Sublime Text — but sometimes it does not support Chinese input.
So I also use online editor https://stackedit.io/

Yes, BBEdit rocks! I use it for a lot of things. :slight_smile: (Still use Vim in Terminal.)
And I use IA Writer for papers, articles etc.
But I always pull up BBEdit to fix things (search&replace etc).

Used to use Sublime Text for most stuff (and TextMate before that). :slight_smile:
Also used Emacs and MacVim etc. Chocolat was also pretty cool. :smile:

I also use vim/neovim a little, especially when editing files on remote servers. I highly recommend vimtutor for anyone that wants to learn Vim, even if it’s only how to quit :wink:

Just type ‘vimtutor’ at your command line to read, do and learn.

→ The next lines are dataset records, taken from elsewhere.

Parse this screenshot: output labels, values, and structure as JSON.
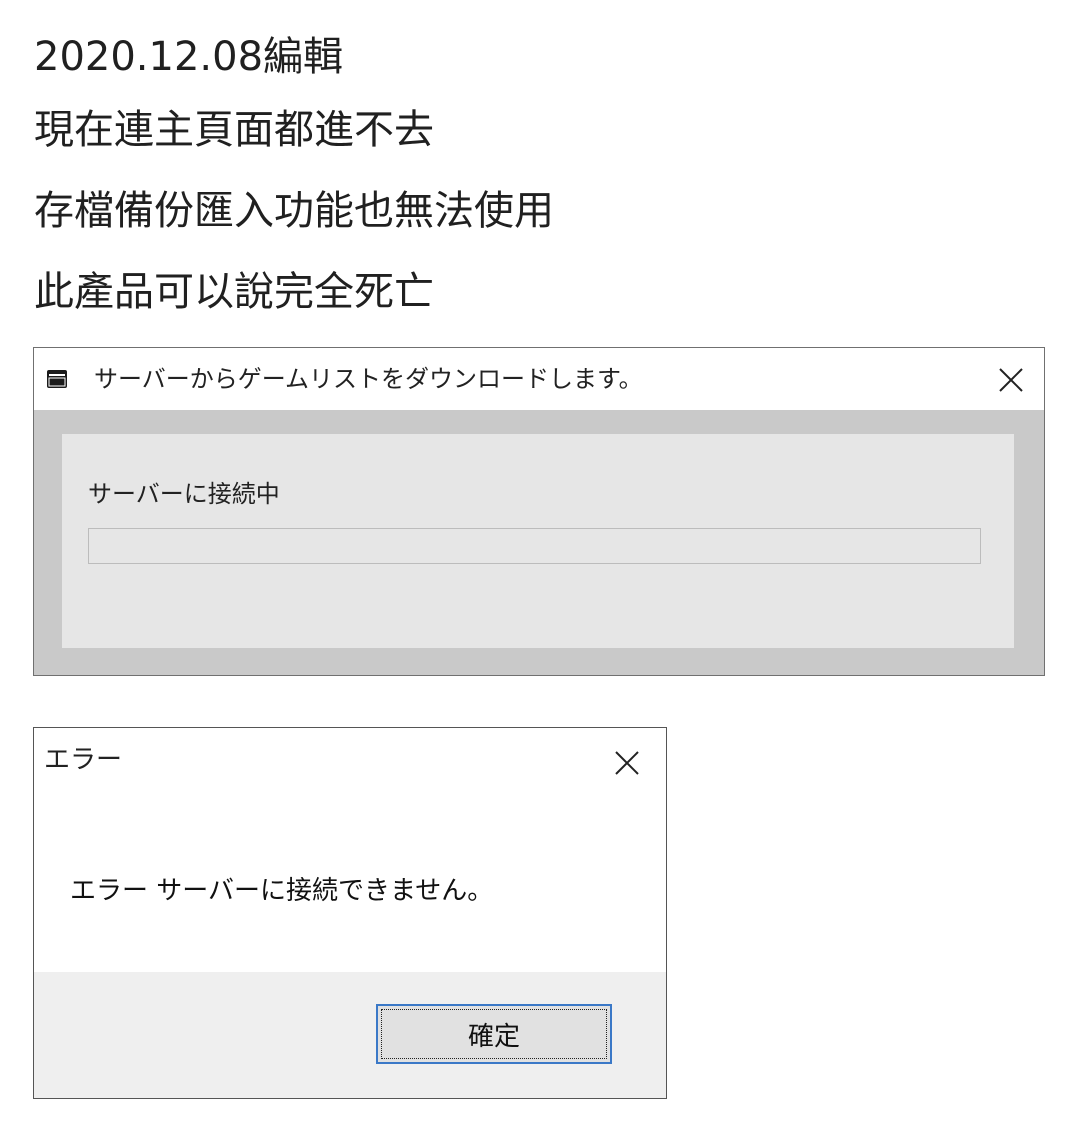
{
  "post": {
    "lines": [
      "2020.12.08編輯",
      "現在連主頁面都進不去",
      "存檔備份匯入功能也無法使用",
      "此產品可以說完全死亡"
    ]
  },
  "download_dialog": {
    "title": "サーバーからゲームリストをダウンロードします。",
    "icon": "app-window-icon",
    "status": "サーバーに接続中",
    "progress": 0
  },
  "error_dialog": {
    "title": "エラー",
    "message": "エラー サーバーに接続できません。",
    "ok_label": "確定"
  },
  "colors": {
    "dialog_frame": "#c9c9c9",
    "dialog_content": "#e6e6e6",
    "button_focus_border": "#3a78c7",
    "progress_fill": "#06b025"
  }
}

I was stuck in an xkcd strip regularly until I found out about this…